‘Don’t judge me if you find me eating from the compost pile’; fungal hyphal diversity
By Gregory Jackson
(Photo: One of the earliest observations in Charles Drechsler’s study on Dactylella, a fungal species that uses hyphal rings to strangulate nematodes, noticed attack by strangulation was unknown prior to his publication A Nematode-Strangling Dactylella With Broad Quadriseptate Conidia in 1947 issue of Mycologia. Just with these two species, represent constant predator/prey relationships of the microbial ecosystem of compost, where each microorganism plays vital roles in soil health. At least 150 fungal species eat nematodes, which add protein to fungus diet that supplements their diet of the usual plant debris.)
Last week Groundz mailed a 2-cup sample of compost to earthfort, the nation’s leading authority on soil testing for biological analysis for soil amendments. The report found that our compost has excellent bacterial and fungal biomass, with a good balance of fungal diversity. The hyphal diameter range is from 1.5 um to 7 um, including species Candida (2-3um; 4um or yeast) and Aspergillus (7um diameter with 45 degree branching and septate hyphae.
In our sample earthfort also found it contains Actinobacteria of 126 ug/gram. These kinds of filamentous bacteria that resemble fungi cause compost to smell “earthy” and fresh.
“Don’t judge me if you find me eating from the compost pile,” said one of our Cleveland Crops farmers. He and other farm staff commented that after we added celebrity chef food waste to our compost pile there, made it smell like a fresh salad. “Is that spinach?”
Microorganisms change the chemistry of organic waste while macro-organisms (like snails, spiders, slugs, beetles, and flies) change compost’s physical appearance. Ants help move fungi, sweets, and other materials around to make compost richer in phosphorous and potassium.
Aerobic bacteria are the most important decomposers and very abundant; millions in a gram of soil, according to the science of composting of the University of Illinois Extension. Microorganisms use carbon (which is found in compost’s dry material like leaves) and nitrogen (found in food waste) to reproduce.
With all this microorganism respiration fungus and bacteria metabolize the waste to allow the minerals and nutrients of compost to have improved bio-availability for plants to absorb from the soil.
However if oxygen in the pile falls below five percent, compost will go anaerobic. When anaerobic bacteria dominate, they produce a lot of organic acids and amines that are smelly and contain unavailable nitrogen, phosphorous, and no benefit for plant life, according to the University of Illinois Extension.

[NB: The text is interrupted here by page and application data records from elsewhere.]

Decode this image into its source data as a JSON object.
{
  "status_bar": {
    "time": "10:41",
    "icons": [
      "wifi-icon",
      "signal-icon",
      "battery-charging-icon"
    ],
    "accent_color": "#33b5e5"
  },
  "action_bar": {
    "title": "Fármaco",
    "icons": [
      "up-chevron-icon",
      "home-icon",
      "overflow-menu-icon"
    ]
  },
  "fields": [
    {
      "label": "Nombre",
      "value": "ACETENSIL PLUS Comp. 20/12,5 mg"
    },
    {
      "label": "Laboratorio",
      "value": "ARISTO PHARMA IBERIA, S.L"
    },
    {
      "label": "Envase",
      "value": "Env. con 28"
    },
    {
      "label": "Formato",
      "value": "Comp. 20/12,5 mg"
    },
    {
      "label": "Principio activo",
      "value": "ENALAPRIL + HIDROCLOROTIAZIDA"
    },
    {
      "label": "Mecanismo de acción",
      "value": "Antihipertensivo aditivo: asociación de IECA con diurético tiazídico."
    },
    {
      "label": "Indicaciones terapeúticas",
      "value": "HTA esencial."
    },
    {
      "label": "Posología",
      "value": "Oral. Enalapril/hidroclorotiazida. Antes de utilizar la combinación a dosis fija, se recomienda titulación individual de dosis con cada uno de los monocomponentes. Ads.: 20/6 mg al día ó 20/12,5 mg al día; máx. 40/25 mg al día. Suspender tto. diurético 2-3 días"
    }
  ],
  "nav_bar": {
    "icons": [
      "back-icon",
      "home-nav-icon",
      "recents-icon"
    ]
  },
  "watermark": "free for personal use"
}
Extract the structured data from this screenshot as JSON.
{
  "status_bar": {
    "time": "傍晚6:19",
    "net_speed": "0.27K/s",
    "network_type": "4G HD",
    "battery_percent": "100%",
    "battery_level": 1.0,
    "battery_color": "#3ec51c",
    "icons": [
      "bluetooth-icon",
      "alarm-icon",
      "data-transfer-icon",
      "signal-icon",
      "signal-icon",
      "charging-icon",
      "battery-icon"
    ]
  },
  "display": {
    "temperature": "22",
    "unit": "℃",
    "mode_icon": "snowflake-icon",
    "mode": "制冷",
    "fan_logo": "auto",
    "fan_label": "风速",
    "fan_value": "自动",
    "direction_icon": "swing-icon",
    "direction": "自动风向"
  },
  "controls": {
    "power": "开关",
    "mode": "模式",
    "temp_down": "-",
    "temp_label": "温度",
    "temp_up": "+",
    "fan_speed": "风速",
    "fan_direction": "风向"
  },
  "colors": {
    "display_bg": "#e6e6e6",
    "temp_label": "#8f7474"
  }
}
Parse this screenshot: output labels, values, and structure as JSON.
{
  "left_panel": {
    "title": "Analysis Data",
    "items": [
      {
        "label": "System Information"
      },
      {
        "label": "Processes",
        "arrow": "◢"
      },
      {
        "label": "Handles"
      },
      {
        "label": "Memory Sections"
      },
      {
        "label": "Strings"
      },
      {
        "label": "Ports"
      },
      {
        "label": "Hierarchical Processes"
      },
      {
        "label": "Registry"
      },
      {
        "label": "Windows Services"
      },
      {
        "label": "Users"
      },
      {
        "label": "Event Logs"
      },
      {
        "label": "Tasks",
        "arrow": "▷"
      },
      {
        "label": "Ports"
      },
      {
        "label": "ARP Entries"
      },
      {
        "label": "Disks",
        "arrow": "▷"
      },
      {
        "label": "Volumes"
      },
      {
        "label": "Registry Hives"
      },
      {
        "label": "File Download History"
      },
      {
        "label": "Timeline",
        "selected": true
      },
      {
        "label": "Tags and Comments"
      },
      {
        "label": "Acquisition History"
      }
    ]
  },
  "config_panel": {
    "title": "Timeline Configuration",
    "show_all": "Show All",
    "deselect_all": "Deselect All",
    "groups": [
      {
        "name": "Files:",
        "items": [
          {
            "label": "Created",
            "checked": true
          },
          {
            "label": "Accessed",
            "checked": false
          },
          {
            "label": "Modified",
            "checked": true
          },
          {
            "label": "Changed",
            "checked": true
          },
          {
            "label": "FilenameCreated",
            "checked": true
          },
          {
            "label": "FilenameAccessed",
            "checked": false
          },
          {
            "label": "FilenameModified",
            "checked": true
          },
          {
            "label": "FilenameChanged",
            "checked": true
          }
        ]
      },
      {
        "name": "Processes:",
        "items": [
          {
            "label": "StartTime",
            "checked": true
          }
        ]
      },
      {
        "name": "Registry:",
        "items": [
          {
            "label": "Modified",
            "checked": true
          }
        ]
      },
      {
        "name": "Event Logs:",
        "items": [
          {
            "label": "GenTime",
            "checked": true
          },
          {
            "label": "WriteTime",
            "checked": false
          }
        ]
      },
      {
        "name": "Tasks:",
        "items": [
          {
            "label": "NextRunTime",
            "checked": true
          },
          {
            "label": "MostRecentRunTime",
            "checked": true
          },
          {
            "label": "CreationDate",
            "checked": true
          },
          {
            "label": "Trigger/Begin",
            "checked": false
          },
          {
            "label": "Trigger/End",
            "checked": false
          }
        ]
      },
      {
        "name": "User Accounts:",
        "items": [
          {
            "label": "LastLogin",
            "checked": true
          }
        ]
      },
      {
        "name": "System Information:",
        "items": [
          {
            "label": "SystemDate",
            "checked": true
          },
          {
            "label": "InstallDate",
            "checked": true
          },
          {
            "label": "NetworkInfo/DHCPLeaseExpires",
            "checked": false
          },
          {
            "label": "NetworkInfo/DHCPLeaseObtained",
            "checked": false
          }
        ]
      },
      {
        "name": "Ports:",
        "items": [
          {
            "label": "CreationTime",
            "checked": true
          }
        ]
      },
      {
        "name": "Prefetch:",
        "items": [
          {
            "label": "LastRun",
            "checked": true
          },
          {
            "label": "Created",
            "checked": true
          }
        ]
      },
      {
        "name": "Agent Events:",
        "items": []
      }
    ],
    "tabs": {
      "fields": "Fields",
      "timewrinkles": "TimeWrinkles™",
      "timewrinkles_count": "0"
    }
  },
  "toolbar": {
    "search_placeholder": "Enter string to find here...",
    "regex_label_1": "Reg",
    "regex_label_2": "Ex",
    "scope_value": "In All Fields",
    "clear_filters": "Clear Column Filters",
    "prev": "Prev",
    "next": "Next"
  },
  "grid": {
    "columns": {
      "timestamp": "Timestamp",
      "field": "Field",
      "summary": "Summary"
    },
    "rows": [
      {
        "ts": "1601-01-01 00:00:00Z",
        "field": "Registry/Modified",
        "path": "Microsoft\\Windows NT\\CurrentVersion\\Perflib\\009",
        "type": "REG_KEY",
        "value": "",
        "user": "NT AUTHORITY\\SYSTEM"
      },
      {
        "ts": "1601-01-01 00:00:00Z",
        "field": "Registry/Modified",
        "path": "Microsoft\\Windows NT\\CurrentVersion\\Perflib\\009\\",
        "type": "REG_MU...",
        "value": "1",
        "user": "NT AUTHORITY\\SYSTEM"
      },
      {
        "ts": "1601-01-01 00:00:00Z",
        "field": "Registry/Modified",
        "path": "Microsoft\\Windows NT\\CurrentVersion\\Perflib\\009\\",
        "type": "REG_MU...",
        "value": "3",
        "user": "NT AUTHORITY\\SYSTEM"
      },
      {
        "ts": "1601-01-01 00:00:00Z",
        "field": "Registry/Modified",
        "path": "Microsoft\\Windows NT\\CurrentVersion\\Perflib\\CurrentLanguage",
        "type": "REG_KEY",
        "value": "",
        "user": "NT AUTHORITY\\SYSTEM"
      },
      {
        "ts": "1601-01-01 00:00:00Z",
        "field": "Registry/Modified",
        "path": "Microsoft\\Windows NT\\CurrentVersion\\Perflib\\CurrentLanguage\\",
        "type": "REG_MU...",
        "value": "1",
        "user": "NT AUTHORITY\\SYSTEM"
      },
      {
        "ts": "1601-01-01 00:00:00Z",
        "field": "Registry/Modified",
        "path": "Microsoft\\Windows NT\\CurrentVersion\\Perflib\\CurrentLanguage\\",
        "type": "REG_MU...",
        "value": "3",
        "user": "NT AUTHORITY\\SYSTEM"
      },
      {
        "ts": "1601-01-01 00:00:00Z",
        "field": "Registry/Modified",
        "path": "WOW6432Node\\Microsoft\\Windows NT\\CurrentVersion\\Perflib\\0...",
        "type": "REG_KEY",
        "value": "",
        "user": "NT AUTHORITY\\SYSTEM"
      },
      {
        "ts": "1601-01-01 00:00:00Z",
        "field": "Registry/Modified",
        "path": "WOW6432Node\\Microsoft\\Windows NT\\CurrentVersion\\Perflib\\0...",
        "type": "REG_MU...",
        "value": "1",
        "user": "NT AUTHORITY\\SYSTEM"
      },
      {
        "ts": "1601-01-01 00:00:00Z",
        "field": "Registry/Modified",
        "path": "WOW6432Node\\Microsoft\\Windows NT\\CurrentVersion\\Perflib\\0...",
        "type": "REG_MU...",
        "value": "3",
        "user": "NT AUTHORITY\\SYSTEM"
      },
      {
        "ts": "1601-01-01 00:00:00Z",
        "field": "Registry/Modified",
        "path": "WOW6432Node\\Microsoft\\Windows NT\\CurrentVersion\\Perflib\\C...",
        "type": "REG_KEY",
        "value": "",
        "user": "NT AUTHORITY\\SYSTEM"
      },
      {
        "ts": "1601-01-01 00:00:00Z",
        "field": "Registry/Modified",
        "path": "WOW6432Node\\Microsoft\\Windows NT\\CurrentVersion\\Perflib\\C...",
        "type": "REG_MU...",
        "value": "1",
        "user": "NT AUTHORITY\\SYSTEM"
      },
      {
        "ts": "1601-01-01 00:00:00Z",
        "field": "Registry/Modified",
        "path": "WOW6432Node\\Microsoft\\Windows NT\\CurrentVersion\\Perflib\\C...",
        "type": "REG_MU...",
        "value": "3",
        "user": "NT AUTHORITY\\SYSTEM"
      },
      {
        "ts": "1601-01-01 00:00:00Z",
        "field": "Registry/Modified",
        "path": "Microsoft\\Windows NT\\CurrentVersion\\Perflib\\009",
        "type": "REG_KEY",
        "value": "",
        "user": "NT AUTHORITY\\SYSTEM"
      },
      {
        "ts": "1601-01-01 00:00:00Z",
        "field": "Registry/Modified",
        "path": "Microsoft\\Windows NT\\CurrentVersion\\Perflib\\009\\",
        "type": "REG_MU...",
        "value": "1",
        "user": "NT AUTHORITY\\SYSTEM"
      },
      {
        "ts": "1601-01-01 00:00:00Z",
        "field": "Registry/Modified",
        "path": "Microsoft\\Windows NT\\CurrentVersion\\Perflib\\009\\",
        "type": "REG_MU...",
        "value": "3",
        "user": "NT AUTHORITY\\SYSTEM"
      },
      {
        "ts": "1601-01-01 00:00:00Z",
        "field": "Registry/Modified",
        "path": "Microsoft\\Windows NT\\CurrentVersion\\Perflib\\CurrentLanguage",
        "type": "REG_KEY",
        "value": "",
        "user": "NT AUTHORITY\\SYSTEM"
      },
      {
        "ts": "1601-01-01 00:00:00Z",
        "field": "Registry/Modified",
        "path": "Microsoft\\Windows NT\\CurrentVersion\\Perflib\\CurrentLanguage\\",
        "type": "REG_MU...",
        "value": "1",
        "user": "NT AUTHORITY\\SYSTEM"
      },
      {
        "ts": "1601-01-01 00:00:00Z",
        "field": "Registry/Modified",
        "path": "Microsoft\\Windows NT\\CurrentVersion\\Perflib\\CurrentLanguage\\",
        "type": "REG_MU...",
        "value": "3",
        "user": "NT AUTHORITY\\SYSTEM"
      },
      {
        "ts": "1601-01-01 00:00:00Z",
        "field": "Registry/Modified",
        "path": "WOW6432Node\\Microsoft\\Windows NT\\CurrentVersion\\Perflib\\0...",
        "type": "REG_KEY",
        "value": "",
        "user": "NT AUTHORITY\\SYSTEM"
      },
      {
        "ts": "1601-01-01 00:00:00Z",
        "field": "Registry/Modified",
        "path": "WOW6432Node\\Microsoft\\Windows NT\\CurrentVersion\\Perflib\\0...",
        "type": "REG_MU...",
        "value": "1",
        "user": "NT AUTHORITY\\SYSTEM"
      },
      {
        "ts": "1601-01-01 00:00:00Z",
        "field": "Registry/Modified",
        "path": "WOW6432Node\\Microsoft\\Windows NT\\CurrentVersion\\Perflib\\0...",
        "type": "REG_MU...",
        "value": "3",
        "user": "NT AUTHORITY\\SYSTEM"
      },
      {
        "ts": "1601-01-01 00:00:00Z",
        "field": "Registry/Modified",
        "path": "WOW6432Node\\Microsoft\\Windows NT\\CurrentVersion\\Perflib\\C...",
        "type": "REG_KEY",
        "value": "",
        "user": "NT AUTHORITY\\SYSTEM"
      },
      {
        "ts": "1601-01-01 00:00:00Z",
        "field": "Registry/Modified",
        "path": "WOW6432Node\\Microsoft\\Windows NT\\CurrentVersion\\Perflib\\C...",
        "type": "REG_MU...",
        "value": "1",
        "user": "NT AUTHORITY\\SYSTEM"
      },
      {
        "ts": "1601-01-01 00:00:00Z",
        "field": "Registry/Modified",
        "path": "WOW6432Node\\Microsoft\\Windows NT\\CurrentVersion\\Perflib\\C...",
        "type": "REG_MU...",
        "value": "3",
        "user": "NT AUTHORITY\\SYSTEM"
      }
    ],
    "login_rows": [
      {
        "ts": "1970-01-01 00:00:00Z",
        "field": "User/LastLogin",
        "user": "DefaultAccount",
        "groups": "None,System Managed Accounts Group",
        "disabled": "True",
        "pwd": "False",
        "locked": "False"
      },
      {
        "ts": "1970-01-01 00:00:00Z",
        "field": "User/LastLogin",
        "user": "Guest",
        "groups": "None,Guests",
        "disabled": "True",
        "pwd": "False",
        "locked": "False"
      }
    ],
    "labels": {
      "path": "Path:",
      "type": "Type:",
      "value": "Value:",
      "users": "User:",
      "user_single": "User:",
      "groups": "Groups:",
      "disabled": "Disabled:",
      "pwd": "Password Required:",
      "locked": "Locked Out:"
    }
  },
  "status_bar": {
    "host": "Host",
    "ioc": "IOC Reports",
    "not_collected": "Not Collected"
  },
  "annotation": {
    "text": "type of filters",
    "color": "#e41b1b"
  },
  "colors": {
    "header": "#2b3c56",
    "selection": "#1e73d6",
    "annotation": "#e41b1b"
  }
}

While the earthfort report on Groundz compost showed that it is a good inoculum of protozoa, which feed on pathogens in the soil to help keep plants healthy, there was a recent increase in ciliates. An increase in ciliate numbers indicates recent anaerobic conditions. Since our compost contains 126 ug/gram of Actinobacteria biomass, reveals that our compost is living. We sent the sample to the earthfort soil laboratory in Corvallis, Oregon from Cleveland, Ohio in a ZipLock bag for two days. Most bacteria and fungus in compost live between 2-3.5 days. For us to assure that our compost is the best it can be, we will be sending another sample to earthfort; this time with holes in the bag so our soil can breathe. Breathable compost allows it to have extended curing or maturation time, which supports more microbial diversity.
Protozoa in compost contain three major microorganisms and our compost contains: 1,123,414 Flagellates, 11,234,246 amoebae, and 103,987 ciliates. Protozoa feed on bacteria and fungi; ciliates are the largest in the group where too many of them can inhibit nematodes. Nematodes and a balance of ciliates mineralize NH4+N essential nitrogen for plants. In our 2-cup sample the nitrogen cycling potential is 300+ pounds per acre.
In good compost, fungal to bacteria is >1.0. Ours is 1.32 with good active fungi to active bacteria ratio of 0.14 from 186 active fungi ug/gram and 1,332 active bacteria ug/gram, ranking either above range, high, or good levels, according to the earthfort report.
Lastly our compost has 27.8 nematodes per gram. They are found in thin films of water surrounding the root hairs of plants. They mineralize nitrogen and help distribute biomass to increase root growth. They have also been used in bio-indicator studies to determine the toxic affects of 400 different chemicals if in the soil, since they have a permeable cuticle.
Groundz nematode count is 27.8 nematodes per gram, indicates a good range, according to the earthfort report. These nematodes become a vital food source for hyphal fungi.
For healthy compost piles it is all about eating. Microorganisms eat each other and secret beneficial substances, like siderophores and many other secretions. In February, Groundz wrote about how Siderophores in the soil help plants absorb iron. Macro-organisms shred and chew tougher organic debris, creating micro-habitats for microorganisms to live on. Where these microorganisms live, they secrete many other trace substances that create healthy soil; these relationships are vital in understanding the anatomy of good compost. Eating from the compost pile is to be eaten, not judged.